> [Records shown]:
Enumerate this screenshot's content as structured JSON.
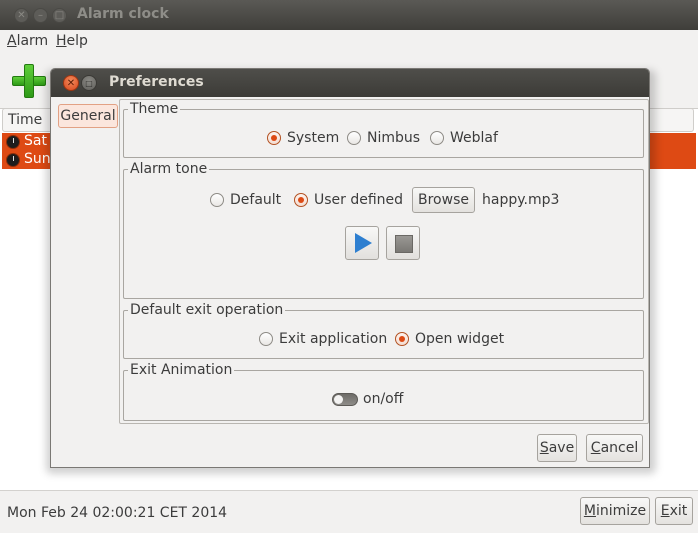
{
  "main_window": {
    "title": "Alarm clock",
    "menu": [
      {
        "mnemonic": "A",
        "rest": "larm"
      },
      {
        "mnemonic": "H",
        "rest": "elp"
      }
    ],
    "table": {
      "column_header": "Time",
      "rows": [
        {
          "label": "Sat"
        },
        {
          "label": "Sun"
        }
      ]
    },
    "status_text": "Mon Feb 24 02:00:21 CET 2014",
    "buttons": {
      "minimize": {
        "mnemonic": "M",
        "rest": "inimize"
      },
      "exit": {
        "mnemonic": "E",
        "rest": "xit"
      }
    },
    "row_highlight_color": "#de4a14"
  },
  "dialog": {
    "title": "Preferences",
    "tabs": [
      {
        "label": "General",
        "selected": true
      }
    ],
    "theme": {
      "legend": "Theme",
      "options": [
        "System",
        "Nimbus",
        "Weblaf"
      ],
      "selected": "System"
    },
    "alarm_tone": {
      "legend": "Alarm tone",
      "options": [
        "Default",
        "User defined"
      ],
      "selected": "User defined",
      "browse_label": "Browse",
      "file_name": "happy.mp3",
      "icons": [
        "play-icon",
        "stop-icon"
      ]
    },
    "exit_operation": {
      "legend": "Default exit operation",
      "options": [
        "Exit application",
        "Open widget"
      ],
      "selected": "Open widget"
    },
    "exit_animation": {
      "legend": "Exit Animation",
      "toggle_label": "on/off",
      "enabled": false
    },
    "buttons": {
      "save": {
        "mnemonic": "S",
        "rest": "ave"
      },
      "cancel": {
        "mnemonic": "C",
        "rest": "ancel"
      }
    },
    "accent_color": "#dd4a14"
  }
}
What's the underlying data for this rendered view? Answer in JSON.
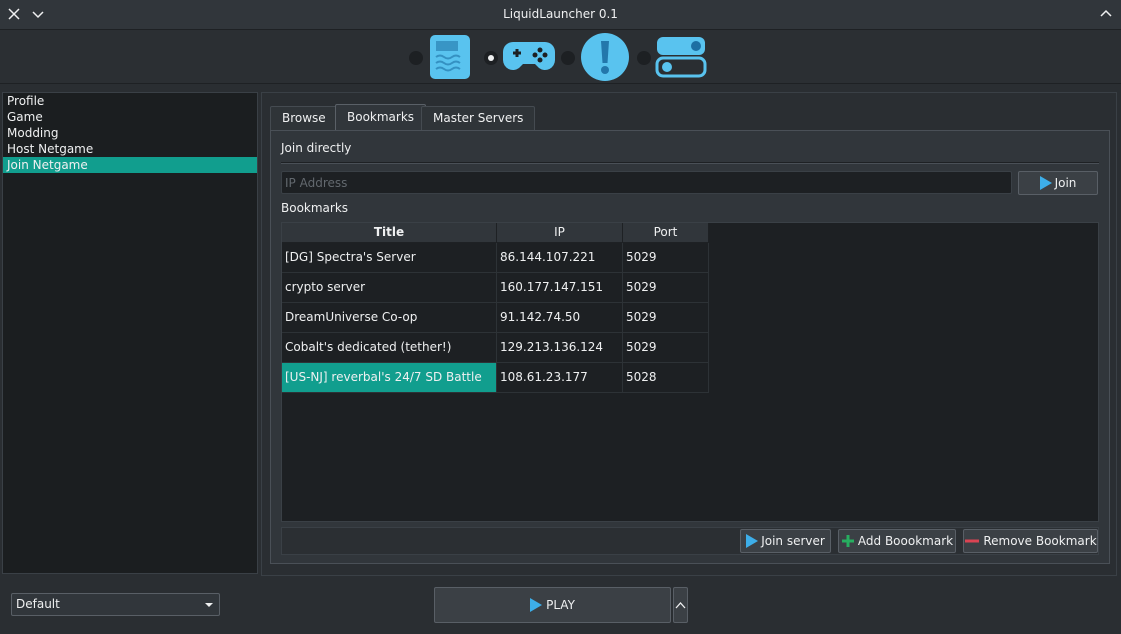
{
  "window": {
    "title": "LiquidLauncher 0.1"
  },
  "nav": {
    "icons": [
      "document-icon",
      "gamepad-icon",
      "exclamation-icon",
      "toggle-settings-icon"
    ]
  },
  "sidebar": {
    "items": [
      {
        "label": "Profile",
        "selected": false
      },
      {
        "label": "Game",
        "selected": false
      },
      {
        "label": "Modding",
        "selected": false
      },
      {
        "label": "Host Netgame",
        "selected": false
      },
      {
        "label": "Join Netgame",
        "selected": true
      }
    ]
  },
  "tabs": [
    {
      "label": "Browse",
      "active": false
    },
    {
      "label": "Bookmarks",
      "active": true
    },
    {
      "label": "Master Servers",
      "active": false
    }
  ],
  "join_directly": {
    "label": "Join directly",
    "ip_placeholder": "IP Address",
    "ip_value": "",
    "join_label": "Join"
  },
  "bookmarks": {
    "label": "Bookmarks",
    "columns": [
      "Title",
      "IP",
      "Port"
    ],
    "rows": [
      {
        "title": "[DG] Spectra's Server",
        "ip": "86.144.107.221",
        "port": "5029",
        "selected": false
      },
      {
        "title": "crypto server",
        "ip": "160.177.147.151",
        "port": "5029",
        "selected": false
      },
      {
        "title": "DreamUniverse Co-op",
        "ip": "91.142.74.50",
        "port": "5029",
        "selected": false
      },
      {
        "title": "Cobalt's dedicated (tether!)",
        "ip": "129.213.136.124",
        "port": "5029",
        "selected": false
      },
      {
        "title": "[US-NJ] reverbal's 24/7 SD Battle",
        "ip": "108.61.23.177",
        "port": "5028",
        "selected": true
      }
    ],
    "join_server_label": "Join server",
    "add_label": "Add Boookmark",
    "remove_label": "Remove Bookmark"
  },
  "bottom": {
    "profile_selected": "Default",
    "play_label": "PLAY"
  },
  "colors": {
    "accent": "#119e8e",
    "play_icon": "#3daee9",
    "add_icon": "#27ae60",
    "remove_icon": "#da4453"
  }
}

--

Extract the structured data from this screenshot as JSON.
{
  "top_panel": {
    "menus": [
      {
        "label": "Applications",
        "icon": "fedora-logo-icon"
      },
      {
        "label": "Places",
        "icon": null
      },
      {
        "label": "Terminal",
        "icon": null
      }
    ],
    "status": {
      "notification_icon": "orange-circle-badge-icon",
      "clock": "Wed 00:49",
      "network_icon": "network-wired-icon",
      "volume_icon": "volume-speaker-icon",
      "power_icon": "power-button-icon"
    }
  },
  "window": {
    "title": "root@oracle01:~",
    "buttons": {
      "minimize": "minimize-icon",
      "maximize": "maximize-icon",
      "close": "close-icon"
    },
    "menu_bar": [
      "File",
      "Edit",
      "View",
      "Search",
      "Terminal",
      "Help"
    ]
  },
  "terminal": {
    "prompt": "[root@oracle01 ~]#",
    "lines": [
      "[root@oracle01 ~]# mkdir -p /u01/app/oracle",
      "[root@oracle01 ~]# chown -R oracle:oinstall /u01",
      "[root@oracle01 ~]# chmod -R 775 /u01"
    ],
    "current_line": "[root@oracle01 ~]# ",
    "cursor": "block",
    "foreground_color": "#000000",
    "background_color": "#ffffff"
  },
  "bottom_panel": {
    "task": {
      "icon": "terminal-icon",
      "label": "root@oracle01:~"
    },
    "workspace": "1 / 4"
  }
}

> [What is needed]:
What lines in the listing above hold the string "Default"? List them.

> [Result]:
        "Default",
      "legend": "Default exit operation",
    "profile_selected": "Default",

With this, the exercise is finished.